• [Exercise instructions]: Check each line of the data, and copy those where "link" appears.
Information shown below:
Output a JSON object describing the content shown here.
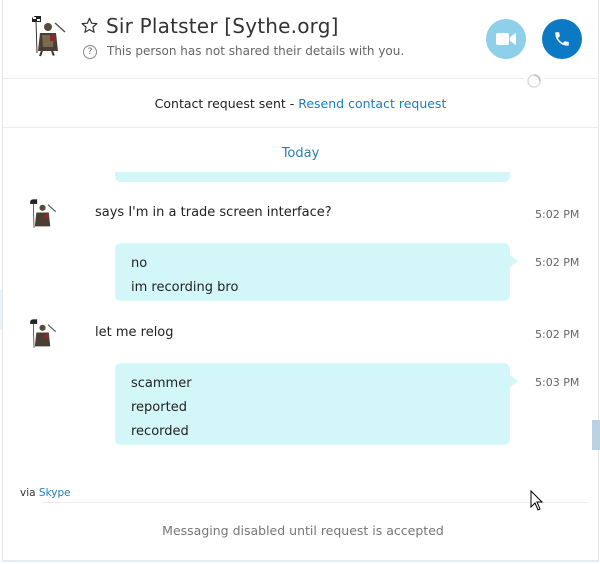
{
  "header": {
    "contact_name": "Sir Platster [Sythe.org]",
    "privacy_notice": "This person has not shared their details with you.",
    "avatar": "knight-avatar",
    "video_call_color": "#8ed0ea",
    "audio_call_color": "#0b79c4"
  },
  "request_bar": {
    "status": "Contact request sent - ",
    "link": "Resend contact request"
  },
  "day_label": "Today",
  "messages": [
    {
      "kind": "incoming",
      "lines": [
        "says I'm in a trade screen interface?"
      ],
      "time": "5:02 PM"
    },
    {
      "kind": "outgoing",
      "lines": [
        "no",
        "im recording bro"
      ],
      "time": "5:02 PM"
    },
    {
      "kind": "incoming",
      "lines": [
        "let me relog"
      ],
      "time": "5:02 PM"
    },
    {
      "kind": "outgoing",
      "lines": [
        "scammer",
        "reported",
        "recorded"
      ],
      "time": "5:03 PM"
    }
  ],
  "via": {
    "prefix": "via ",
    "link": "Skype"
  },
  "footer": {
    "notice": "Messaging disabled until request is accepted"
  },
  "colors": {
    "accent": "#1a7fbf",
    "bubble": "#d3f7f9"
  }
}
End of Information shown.
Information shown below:
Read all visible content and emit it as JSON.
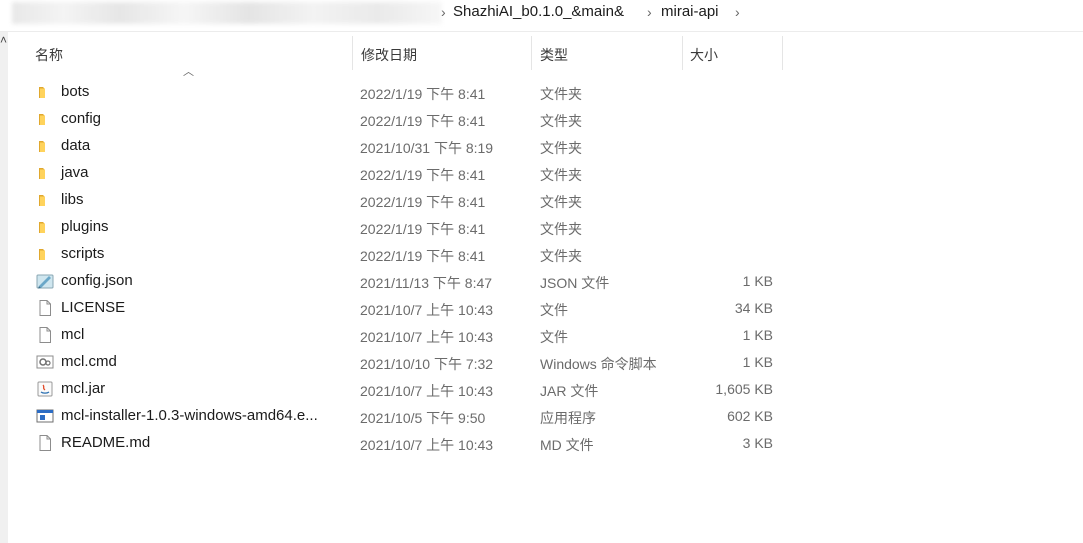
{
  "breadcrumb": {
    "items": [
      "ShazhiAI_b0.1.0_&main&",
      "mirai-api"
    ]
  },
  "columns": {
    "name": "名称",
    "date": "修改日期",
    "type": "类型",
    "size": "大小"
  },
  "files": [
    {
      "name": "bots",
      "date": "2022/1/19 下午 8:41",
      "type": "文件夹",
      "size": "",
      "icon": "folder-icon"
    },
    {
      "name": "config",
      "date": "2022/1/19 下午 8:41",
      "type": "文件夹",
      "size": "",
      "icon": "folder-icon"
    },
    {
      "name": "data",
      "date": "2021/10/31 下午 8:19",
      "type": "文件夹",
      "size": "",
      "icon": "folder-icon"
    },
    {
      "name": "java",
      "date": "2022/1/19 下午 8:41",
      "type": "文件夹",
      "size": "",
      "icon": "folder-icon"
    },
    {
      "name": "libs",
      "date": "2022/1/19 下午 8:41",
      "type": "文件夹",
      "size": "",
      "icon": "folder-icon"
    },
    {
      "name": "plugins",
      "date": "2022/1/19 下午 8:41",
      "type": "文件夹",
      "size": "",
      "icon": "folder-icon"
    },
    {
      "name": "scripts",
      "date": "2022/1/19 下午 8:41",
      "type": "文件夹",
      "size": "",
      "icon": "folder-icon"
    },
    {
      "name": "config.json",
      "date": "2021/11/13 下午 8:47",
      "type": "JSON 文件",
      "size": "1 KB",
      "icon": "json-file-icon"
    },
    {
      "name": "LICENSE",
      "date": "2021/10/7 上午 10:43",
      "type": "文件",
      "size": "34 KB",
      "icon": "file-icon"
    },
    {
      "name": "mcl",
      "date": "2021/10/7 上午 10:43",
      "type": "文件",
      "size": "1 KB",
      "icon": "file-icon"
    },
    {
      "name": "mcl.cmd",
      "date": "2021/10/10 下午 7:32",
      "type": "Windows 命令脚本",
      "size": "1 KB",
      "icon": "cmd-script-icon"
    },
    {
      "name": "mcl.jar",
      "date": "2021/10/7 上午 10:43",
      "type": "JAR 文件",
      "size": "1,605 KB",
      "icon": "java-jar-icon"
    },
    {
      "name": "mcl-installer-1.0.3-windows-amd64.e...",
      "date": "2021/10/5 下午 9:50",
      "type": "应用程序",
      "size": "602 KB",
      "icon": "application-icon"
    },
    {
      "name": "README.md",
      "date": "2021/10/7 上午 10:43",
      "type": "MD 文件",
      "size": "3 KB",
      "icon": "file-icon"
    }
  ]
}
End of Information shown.
• [Solved exercise]:
    "link": "Resend contact request"
    "link": "Skype"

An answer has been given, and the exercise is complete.